### Activity
Look over the listing below and say how many of its lines include the string "JSON"; give no more than that number.

START Records provided

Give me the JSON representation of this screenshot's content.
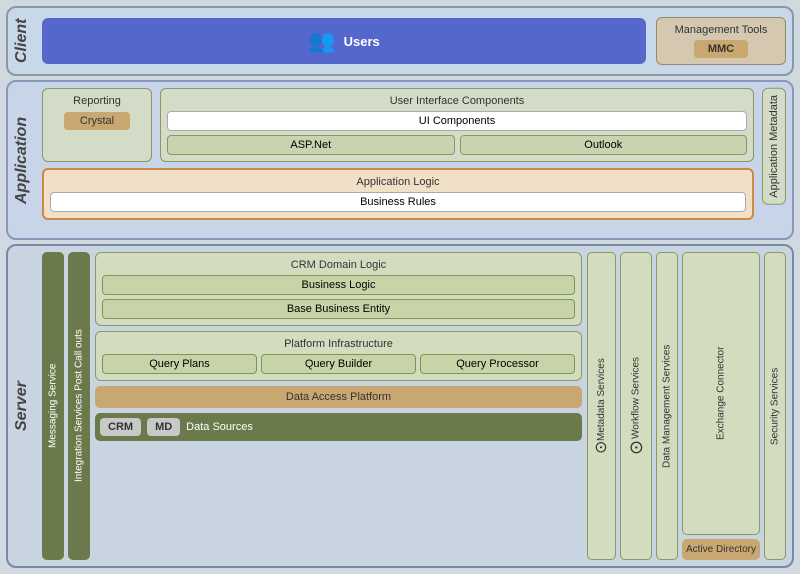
{
  "client": {
    "label": "Client",
    "users": {
      "label": "Users",
      "icon": "👥"
    },
    "management_tools": {
      "label": "Management Tools",
      "mmc": "MMC"
    }
  },
  "application": {
    "label": "Application",
    "reporting": {
      "label": "Reporting",
      "crystal": "Crystal"
    },
    "ui_components": {
      "label": "User Interface Components",
      "ui_comp": "UI Components",
      "asp_net": "ASP.Net",
      "outlook": "Outlook"
    },
    "app_logic": {
      "label": "Application Logic",
      "business_rules": "Business Rules"
    },
    "metadata": "Application Metadata"
  },
  "server": {
    "label": "Server",
    "messaging_service": "Messaging Service",
    "integration_services": "Integration Services Post Call outs",
    "crm_domain": {
      "label": "CRM Domain Logic",
      "business_logic": "Business Logic",
      "base_business_entity": "Base Business Entity"
    },
    "platform": {
      "label": "Platform Infrastructure",
      "query_plans": "Query Plans",
      "query_builder": "Query Builder",
      "query_processor": "Query Processor"
    },
    "data_access": "Data Access Platform",
    "data_sources": {
      "label": "Data Sources",
      "crm": "CRM",
      "md": "MD"
    },
    "metadata_services": "Metadata Services",
    "workflow_services": "Workflow Services",
    "data_management": "Data Management Services",
    "exchange_connector": "Exchange Connector",
    "security_services": "Security Services",
    "active_directory": "Active Directory"
  }
}
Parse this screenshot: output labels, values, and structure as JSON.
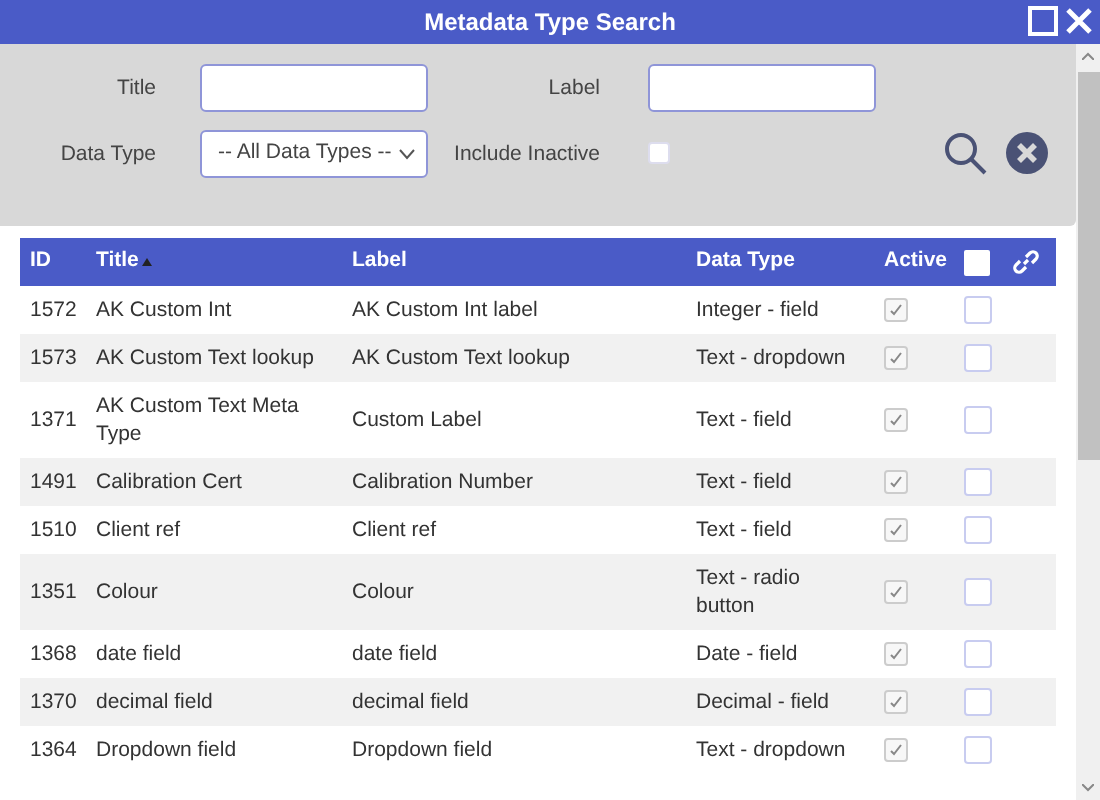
{
  "window": {
    "title": "Metadata Type Search"
  },
  "filters": {
    "title_label": "Title",
    "label_label": "Label",
    "data_type_label": "Data Type",
    "data_type_value": "-- All Data Types --",
    "include_inactive_label": "Include Inactive",
    "include_inactive": false
  },
  "table": {
    "columns": [
      {
        "label": "ID",
        "sorted": false
      },
      {
        "label": "Title",
        "sorted": true
      },
      {
        "label": "Label",
        "sorted": false
      },
      {
        "label": "Data Type",
        "sorted": false
      },
      {
        "label": "Active",
        "sorted": false
      }
    ],
    "select_all": false,
    "rows": [
      {
        "id": "1572",
        "title": "AK Custom Int",
        "label": "AK Custom Int label",
        "data_type": "Integer - field",
        "active": true,
        "selected": false
      },
      {
        "id": "1573",
        "title": "AK Custom Text lookup",
        "label": "AK Custom Text lookup",
        "data_type": "Text - dropdown",
        "active": true,
        "selected": false
      },
      {
        "id": "1371",
        "title": "AK Custom Text Meta Type",
        "label": "Custom Label",
        "data_type": "Text - field",
        "active": true,
        "selected": false
      },
      {
        "id": "1491",
        "title": "Calibration Cert",
        "label": "Calibration Number",
        "data_type": "Text - field",
        "active": true,
        "selected": false
      },
      {
        "id": "1510",
        "title": "Client ref",
        "label": "Client ref",
        "data_type": "Text - field",
        "active": true,
        "selected": false
      },
      {
        "id": "1351",
        "title": "Colour",
        "label": "Colour",
        "data_type": "Text - radio button",
        "active": true,
        "selected": false
      },
      {
        "id": "1368",
        "title": "date field",
        "label": "date field",
        "data_type": "Date - field",
        "active": true,
        "selected": false
      },
      {
        "id": "1370",
        "title": "decimal field",
        "label": "decimal field",
        "data_type": "Decimal - field",
        "active": true,
        "selected": false
      },
      {
        "id": "1364",
        "title": "Dropdown field",
        "label": "Dropdown field",
        "data_type": "Text - dropdown",
        "active": true,
        "selected": false
      }
    ]
  }
}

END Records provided

### Output below
2